I was in the biggest army the world has ever seen
We were marching as one
On the road to the holy grailStarted out seeking fortune and glory
It’s a short song but it’s a hell of a story
When you spend your lifetime trying to get your hands
On the holy grailWell have you heard about the great crusade
We ran into millions, but nobody got paid
Yeah we raised four corners of the globe
For the holy grail

All the locals scattered, they were hiding in the snow
We were so far from home, so how were we to know
There’d be nothing left to plunder
When we stumble on the holy grail

We were full of beans
But we were dying like flies
And those big black birds, they were circling in the sky
And you know what they say, yeah, nobody deserves to die

You know I, I been searching for an easy way
To escape this cold light of day
I been high and I been low
But I got nowhere else to go

There’s nowhere else to go


I followed orders
God knows where I’ve been
But I woke up alone
All my wounds were clean
I’m still here
I’m still a fool for the holy grail

I am, I’m a fool for the holy grail

PROMPT:   create a haiku, tanka, haibun or haiga in response to “On the Road to the Holy Grail”.    Please post a link to your response in the comment thread.

The journey begins


From the moment I started thinking about this site I’ve been remembering songs and poems about roads and travelling.

To get the ball rolling on the prompts I’ll start with the first one that popped into my mind – a line from an old Irish blessing – May the road rise up to meet you.

Please post a link to your response in the comment thread below so that others can find your post.  Thanks.

Country road - western Ireland

Country road – western Ireland

Here’s a link to my own response to the prompt   🙂


Prompt Schedule

We are all travelling some kind of road – the road of life – the road to the deep interior – the road to nowhere – the road to recovery – the road home …  Our journeys can be physical and/or metaphorical;  inner and outer.

On the Road prompts focus on various aspects of the journey.  Each week I post haiku written by the masters and one of my own photos or digital images as inspiration for haiku, tanka, haibun and haiga.

The prompts are offered as suggestions for your own creative explorations and there is no time limit on responses.     If an old prompt inspires you, feel free to respond to it.  Please post a link to your work in the comment section so that other people can find you work.   Thank you.   I hope you enjoy the prompts.
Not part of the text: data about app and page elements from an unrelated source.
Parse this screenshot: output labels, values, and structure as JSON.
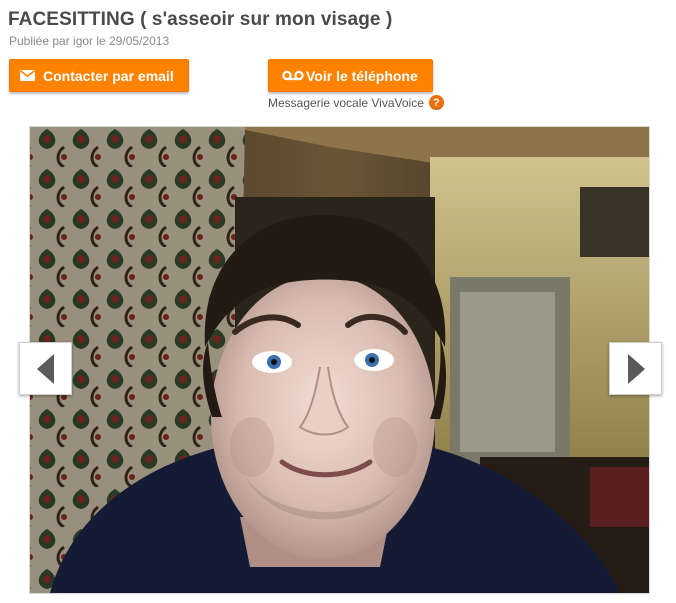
{
  "listing": {
    "title": "FACESITTING ( s'asseoir sur mon visage )",
    "published": "Publiée par igor le 29/05/2013"
  },
  "actions": {
    "email_label": "Contacter par email",
    "email_icon": "envelope-icon",
    "phone_label": "Voir le téléphone",
    "phone_icon": "voicemail-icon",
    "voicemail_note": "Messagerie vocale VivaVoice",
    "help_icon": "question-mark-icon",
    "help_glyph": "?"
  },
  "gallery": {
    "photo": "webcam-selfie-photo",
    "prev_icon": "arrow-left-icon",
    "next_icon": "arrow-right-icon"
  },
  "colors": {
    "accent": "#ff8200",
    "title_text": "#4a4a4a",
    "muted_text": "#8a8a8a"
  }
}
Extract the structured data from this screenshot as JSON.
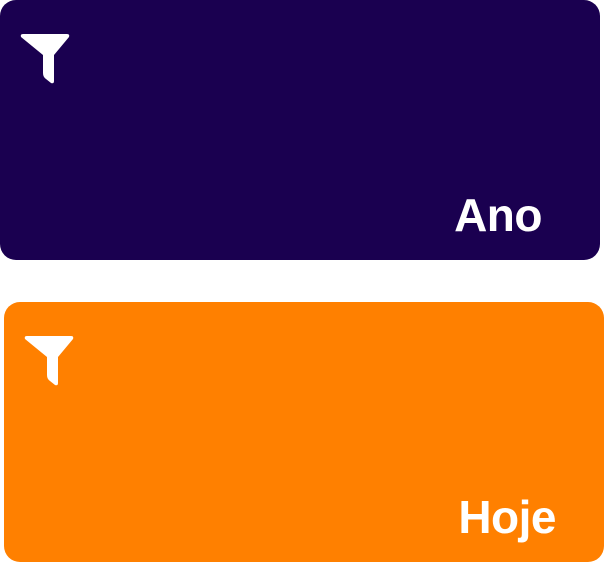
{
  "cards": [
    {
      "label": "Ano",
      "icon": "filter-icon",
      "color": "#1a0050"
    },
    {
      "label": "Hoje",
      "icon": "filter-icon",
      "color": "#ff8000"
    }
  ]
}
Each week I will publish a list of links to responses created during the week.   Taking the time to visit other blogs and see how they interpret the prompts is always inspiring and thought provoking.

You make like to tag your prompts   –    #ontheroadprompts   – so that others can find your posts in the WordPress Reader
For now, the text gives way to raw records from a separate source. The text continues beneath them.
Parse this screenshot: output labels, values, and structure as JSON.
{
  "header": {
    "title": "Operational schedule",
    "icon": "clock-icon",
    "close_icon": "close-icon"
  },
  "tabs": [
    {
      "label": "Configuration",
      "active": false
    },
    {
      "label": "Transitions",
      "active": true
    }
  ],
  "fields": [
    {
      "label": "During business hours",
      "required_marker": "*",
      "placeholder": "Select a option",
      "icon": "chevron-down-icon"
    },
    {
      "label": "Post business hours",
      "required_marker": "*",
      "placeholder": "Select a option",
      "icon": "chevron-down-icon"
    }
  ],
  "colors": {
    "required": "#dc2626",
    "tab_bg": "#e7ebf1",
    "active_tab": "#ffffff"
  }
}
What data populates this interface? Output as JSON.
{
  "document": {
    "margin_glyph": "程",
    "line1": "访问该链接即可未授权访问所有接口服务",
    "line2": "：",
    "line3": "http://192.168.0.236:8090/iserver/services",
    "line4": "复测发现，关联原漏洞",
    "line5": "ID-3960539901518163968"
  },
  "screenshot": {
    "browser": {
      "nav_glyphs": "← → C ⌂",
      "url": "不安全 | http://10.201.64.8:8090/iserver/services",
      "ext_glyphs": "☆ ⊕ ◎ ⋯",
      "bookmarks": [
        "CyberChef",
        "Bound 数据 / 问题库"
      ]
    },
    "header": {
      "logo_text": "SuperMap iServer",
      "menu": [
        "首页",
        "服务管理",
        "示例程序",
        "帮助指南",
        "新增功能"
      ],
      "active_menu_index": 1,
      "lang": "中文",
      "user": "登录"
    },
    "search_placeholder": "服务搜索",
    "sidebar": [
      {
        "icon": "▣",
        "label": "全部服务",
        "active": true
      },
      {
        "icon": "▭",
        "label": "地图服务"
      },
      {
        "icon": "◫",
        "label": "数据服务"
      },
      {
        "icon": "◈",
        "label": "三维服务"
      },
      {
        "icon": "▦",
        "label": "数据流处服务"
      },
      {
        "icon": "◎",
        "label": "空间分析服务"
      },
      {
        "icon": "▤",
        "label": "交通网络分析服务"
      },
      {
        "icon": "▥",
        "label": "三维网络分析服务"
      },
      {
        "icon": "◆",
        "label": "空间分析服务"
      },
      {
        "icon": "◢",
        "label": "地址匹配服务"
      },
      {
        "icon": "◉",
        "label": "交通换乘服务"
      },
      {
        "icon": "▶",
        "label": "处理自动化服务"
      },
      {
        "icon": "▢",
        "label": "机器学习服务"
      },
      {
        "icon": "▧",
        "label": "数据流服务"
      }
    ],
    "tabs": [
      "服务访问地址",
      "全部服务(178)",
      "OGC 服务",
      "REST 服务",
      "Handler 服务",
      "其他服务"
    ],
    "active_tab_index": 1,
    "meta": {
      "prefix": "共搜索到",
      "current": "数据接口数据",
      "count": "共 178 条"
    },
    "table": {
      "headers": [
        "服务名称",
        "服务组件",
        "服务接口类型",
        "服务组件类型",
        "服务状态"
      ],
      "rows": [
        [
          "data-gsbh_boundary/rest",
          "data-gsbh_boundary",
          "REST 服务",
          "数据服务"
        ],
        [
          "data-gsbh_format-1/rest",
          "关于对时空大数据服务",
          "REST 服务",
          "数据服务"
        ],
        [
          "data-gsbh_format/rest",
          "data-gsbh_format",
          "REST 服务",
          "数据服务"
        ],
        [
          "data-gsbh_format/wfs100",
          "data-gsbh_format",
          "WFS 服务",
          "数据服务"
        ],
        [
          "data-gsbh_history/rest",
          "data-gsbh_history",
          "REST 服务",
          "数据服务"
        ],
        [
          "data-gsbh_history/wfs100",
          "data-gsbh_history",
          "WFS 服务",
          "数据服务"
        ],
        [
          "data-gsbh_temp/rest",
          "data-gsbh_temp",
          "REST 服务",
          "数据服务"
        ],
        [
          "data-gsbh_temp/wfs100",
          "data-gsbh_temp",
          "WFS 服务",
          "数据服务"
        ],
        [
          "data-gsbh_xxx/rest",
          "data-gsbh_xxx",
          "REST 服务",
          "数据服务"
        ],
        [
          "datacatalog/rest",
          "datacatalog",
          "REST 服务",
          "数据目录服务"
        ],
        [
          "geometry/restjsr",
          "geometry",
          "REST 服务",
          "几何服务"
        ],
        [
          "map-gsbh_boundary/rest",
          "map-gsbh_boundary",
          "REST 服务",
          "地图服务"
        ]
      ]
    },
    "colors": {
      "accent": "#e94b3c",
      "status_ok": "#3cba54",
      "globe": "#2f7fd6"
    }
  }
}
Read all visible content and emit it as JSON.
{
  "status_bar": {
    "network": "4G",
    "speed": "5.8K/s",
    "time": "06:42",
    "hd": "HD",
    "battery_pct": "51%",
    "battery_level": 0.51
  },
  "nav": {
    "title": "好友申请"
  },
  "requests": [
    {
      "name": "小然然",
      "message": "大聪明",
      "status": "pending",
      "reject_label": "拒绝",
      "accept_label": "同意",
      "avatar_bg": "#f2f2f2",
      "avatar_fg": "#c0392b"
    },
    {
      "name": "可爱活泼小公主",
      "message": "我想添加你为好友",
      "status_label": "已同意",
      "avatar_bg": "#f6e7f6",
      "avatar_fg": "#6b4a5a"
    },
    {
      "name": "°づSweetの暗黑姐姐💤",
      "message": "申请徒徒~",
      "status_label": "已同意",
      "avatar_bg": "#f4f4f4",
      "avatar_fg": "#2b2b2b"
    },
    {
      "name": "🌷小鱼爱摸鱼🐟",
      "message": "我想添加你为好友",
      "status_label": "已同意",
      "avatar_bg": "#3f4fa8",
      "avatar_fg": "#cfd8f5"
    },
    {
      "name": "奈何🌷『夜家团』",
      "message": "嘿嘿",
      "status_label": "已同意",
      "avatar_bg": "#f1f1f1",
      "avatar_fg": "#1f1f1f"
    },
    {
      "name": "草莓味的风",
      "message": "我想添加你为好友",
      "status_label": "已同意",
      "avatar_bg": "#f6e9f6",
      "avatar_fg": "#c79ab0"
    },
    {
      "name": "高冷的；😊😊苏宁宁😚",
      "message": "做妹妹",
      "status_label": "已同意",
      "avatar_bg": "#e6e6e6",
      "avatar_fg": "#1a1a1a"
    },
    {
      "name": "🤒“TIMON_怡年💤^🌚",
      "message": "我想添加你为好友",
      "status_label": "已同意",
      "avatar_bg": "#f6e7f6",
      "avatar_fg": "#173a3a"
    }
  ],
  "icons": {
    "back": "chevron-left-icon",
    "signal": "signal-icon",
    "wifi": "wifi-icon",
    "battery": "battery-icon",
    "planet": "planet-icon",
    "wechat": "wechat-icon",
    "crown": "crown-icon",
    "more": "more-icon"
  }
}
cropped-picture.jpg You can add this logo to your posts if you want.